:: What you have to do ::
Look through the lines below, find those with the word "lollipop", and copy them.

:: Records for this task ::

◇ ◇ ◇ ◇

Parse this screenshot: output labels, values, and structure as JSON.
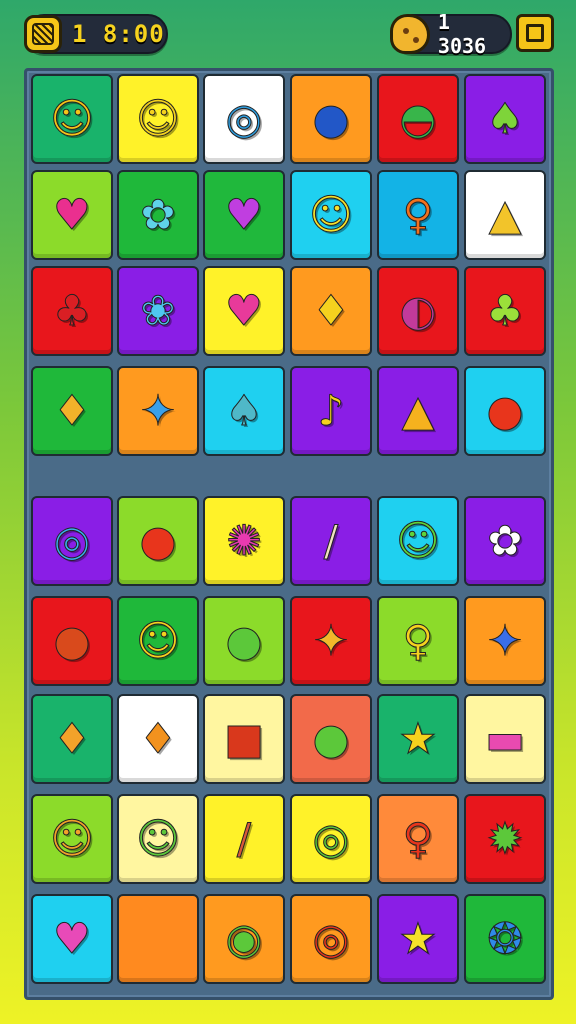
{
  "hud": {
    "coins": "1 8:00",
    "score": "1 3036",
    "coin_icon": "coin-icon",
    "cookie_icon": "cookie-icon",
    "menu_icon": "menu-icon"
  },
  "board": {
    "rows": [
      [
        {
          "name": "lion-face",
          "glyph": "☺",
          "bg": "#19b36b",
          "fg": "#f5c518"
        },
        {
          "name": "sun-face",
          "glyph": "☺",
          "bg": "#fff229",
          "fg": "#f5d21e"
        },
        {
          "name": "swirl-candy",
          "glyph": "◎",
          "bg": "#ffffff",
          "fg": "#2e9ee0"
        },
        {
          "name": "blue-ball",
          "glyph": "●",
          "bg": "#ff9a1f",
          "fg": "#2257c7"
        },
        {
          "name": "watermelon-ball",
          "glyph": "◓",
          "bg": "#e8161c",
          "fg": "#38b54a"
        },
        {
          "name": "green-leaf",
          "glyph": "♠",
          "bg": "#8a1ee6",
          "fg": "#7ed43a"
        }
      ],
      [
        {
          "name": "pink-cat",
          "glyph": "♥",
          "bg": "#8cdb2a",
          "fg": "#ea2f8f"
        },
        {
          "name": "blue-bow",
          "glyph": "✿",
          "bg": "#1fb83a",
          "fg": "#5fd2e8"
        },
        {
          "name": "purple-cat",
          "glyph": "♥",
          "bg": "#20b83c",
          "fg": "#c03ee0"
        },
        {
          "name": "yellow-cat",
          "glyph": "☺",
          "bg": "#1fd0f0",
          "fg": "#f5e12a"
        },
        {
          "name": "orange-lollipop",
          "glyph": "♀",
          "bg": "#13b3e6",
          "fg": "#f2711e"
        },
        {
          "name": "ice-cream-cone",
          "glyph": "▲",
          "bg": "#ffffff",
          "fg": "#f2c42a"
        }
      ],
      [
        {
          "name": "red-bear",
          "glyph": "♣",
          "bg": "#e8161c",
          "fg": "#d91f24"
        },
        {
          "name": "blue-flower",
          "glyph": "❀",
          "bg": "#8a1ee6",
          "fg": "#4fc6f0"
        },
        {
          "name": "pink-cat-head",
          "glyph": "♥",
          "bg": "#fff229",
          "fg": "#e83a9a"
        },
        {
          "name": "pineapple",
          "glyph": "♦",
          "bg": "#ff9a1f",
          "fg": "#f5d21e"
        },
        {
          "name": "striped-candy",
          "glyph": "◐",
          "bg": "#e8161c",
          "fg": "#c23a9a"
        },
        {
          "name": "broccoli-face",
          "glyph": "♣",
          "bg": "#e8161c",
          "fg": "#9be03a"
        }
      ],
      [
        {
          "name": "mango-leaf",
          "glyph": "♦",
          "bg": "#1fb83a",
          "fg": "#f2b22a"
        },
        {
          "name": "blue-star-pin",
          "glyph": "✦",
          "bg": "#ff9a1f",
          "fg": "#3aa0e8"
        },
        {
          "name": "teal-feather",
          "glyph": "♠",
          "bg": "#1fd0f0",
          "fg": "#4fb8c8"
        },
        {
          "name": "yellow-bird",
          "glyph": "♪",
          "bg": "#8a1ee6",
          "fg": "#f5d21e"
        },
        {
          "name": "layer-cake",
          "glyph": "▲",
          "bg": "#8a1ee6",
          "fg": "#f5b21e"
        },
        {
          "name": "red-apple",
          "glyph": "●",
          "bg": "#1fd0f0",
          "fg": "#e8351c"
        }
      ],
      [
        {
          "name": "swirl-lollipop",
          "glyph": "◎",
          "bg": "#8a1ee6",
          "fg": "#3ab0f0"
        },
        {
          "name": "red-blob",
          "glyph": "●",
          "bg": "#8cdb2a",
          "fg": "#e8351c"
        },
        {
          "name": "pink-octopus",
          "glyph": "✺",
          "bg": "#fff229",
          "fg": "#e83ab0"
        },
        {
          "name": "candy-stick",
          "glyph": "/",
          "bg": "#8a1ee6",
          "fg": "#f2e2c2"
        },
        {
          "name": "green-smiley",
          "glyph": "☺",
          "bg": "#1fd0f0",
          "fg": "#5fd43a"
        },
        {
          "name": "white-flower",
          "glyph": "✿",
          "bg": "#8a1ee6",
          "fg": "#ffffff"
        }
      ],
      [
        {
          "name": "onion",
          "glyph": "●",
          "bg": "#e8161c",
          "fg": "#d94a1c"
        },
        {
          "name": "hat-smiley",
          "glyph": "☺",
          "bg": "#1fb83a",
          "fg": "#f5d21e"
        },
        {
          "name": "green-cabbage",
          "glyph": "●",
          "bg": "#8cdb2a",
          "fg": "#5cc83a"
        },
        {
          "name": "origami-leaf",
          "glyph": "✦",
          "bg": "#e8161c",
          "fg": "#f2b82a"
        },
        {
          "name": "yellow-lollipop",
          "glyph": "♀",
          "bg": "#8cdb2a",
          "fg": "#f5d21e"
        },
        {
          "name": "blue-pinwheel",
          "glyph": "✦",
          "bg": "#ff9a1f",
          "fg": "#3a6ee8"
        }
      ],
      [
        {
          "name": "carambola",
          "glyph": "♦",
          "bg": "#19b36b",
          "fg": "#f2a22a"
        },
        {
          "name": "pinecone",
          "glyph": "♦",
          "bg": "#ffffff",
          "fg": "#f2921e"
        },
        {
          "name": "red-jar",
          "glyph": "■",
          "bg": "#fff6a0",
          "fg": "#d9381c"
        },
        {
          "name": "green-apple",
          "glyph": "●",
          "bg": "#f26a4a",
          "fg": "#5cc83a"
        },
        {
          "name": "star-wand",
          "glyph": "★",
          "bg": "#19b36b",
          "fg": "#f5d21e"
        },
        {
          "name": "pink-cupcake",
          "glyph": "▬",
          "bg": "#fff6a0",
          "fg": "#e84ab0"
        }
      ],
      [
        {
          "name": "orange-bear",
          "glyph": "☺",
          "bg": "#8cdb2a",
          "fg": "#f2a22a"
        },
        {
          "name": "green-face",
          "glyph": "☺",
          "bg": "#fff6a0",
          "fg": "#5cc83a"
        },
        {
          "name": "rolling-pin",
          "glyph": "/",
          "bg": "#fff229",
          "fg": "#d95a3a"
        },
        {
          "name": "magnifier-candy",
          "glyph": "◎",
          "bg": "#fff229",
          "fg": "#5cc83a"
        },
        {
          "name": "red-lolly",
          "glyph": "♀",
          "bg": "#ff8a3a",
          "fg": "#e8351c"
        },
        {
          "name": "star-gear",
          "glyph": "✹",
          "bg": "#e8161c",
          "fg": "#5cc83a"
        }
      ],
      [
        {
          "name": "pink-bow-head",
          "glyph": "♥",
          "bg": "#1fd0f0",
          "fg": "#e84ab8"
        },
        {
          "name": "empty-slot",
          "glyph": "",
          "bg": "#ff8a1f",
          "fg": "#ff8a1f"
        },
        {
          "name": "green-donut",
          "glyph": "◉",
          "bg": "#ff9a1f",
          "fg": "#5cc83a"
        },
        {
          "name": "red-magnifier",
          "glyph": "◎",
          "bg": "#ff9a1f",
          "fg": "#e8351c"
        },
        {
          "name": "yellow-star",
          "glyph": "★",
          "bg": "#8a1ee6",
          "fg": "#f5e12a"
        },
        {
          "name": "blue-badge",
          "glyph": "❂",
          "bg": "#1fb83a",
          "fg": "#2f8ae8"
        }
      ]
    ]
  }
}
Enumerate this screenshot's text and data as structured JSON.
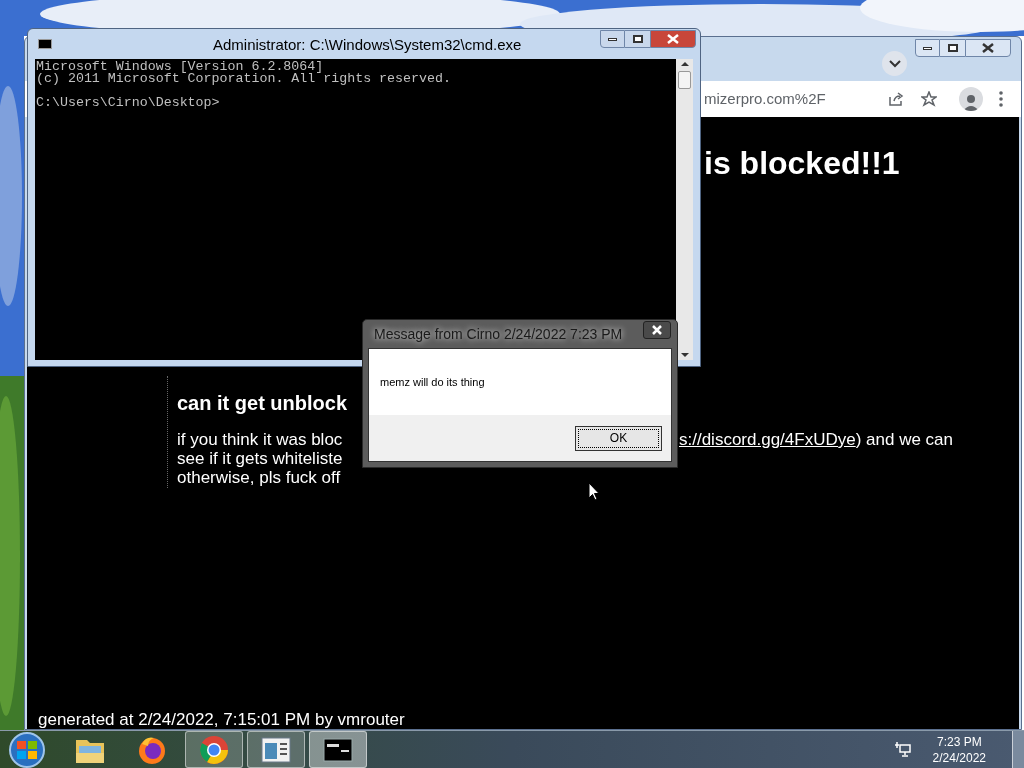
{
  "browser": {
    "address": "mizerpro.com%2F",
    "heading": "is blocked!!1",
    "subheading": "can it get unblock",
    "paragraph": {
      "line_1_start": "if you think it was bloc",
      "link": "s://discord.gg/4FxUDye",
      "line_1_end": ") and we can",
      "line_2": "see if it gets whiteliste",
      "line_3": "otherwise, pls fuck off"
    },
    "footer": "generated at 2/24/2022, 7:15:01 PM by vmrouter"
  },
  "cmd_window": {
    "title": "Administrator: C:\\Windows\\System32\\cmd.exe",
    "output": [
      "Microsoft Windows [Version 6.2.8064]",
      "(c) 2011 Microsoft Corporation. All rights reserved."
    ],
    "prompt": "C:\\Users\\Cirno\\Desktop>"
  },
  "dialog": {
    "title": "Message from Cirno 2/24/2022 7:23 PM",
    "message": "memz will do its thing",
    "button": "OK"
  },
  "taskbar": {
    "items": [
      {
        "kind": "folder",
        "running": false,
        "selected": false
      },
      {
        "kind": "firefox",
        "running": false,
        "selected": false
      },
      {
        "kind": "chrome",
        "running": true,
        "selected": false
      },
      {
        "kind": "window",
        "running": true,
        "selected": false
      },
      {
        "kind": "console",
        "running": true,
        "selected": true
      }
    ],
    "clock": {
      "time": "7:23 PM",
      "date": "2/24/2022"
    }
  }
}
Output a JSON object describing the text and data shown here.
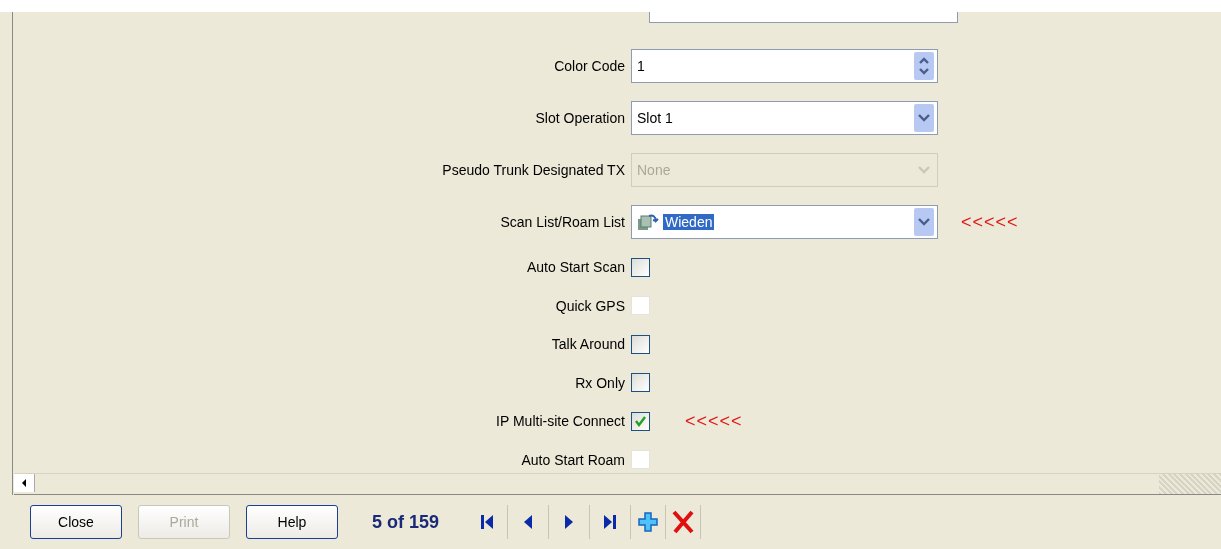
{
  "fields": [
    {
      "kind": "spinner",
      "label": "Color Code",
      "value": "1",
      "disabled": false
    },
    {
      "kind": "dropdown",
      "label": "Slot Operation",
      "value": "Slot 1",
      "disabled": false,
      "text_selected": false
    },
    {
      "kind": "dropdown",
      "label": "Pseudo Trunk Designated TX",
      "value": "None",
      "disabled": true,
      "text_selected": false
    },
    {
      "kind": "dropdown",
      "label": "Scan List/Roam List",
      "value": "Wieden",
      "disabled": false,
      "text_selected": true,
      "note": "<<<<<"
    },
    {
      "kind": "checkbox",
      "label": "Auto Start Scan",
      "checked": false,
      "disabled": false
    },
    {
      "kind": "checkbox",
      "label": "Quick GPS",
      "checked": false,
      "disabled": true
    },
    {
      "kind": "checkbox",
      "label": "Talk Around",
      "checked": false,
      "disabled": false
    },
    {
      "kind": "checkbox",
      "label": "Rx Only",
      "checked": false,
      "disabled": false
    },
    {
      "kind": "checkbox",
      "label": "IP Multi-site Connect",
      "checked": true,
      "disabled": false,
      "note": "<<<<<"
    },
    {
      "kind": "checkbox",
      "label": "Auto Start Roam",
      "checked": false,
      "disabled": true
    }
  ],
  "buttons": [
    {
      "label": "Close",
      "disabled": false
    },
    {
      "label": "Print",
      "disabled": true
    },
    {
      "label": "Help",
      "disabled": false
    }
  ],
  "record": "5 of 159"
}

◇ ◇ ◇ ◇

:: Response for this exercise ::
          "name": "orange-lollipop",
          "name": "swirl-lollipop",
          "name": "yellow-lollipop",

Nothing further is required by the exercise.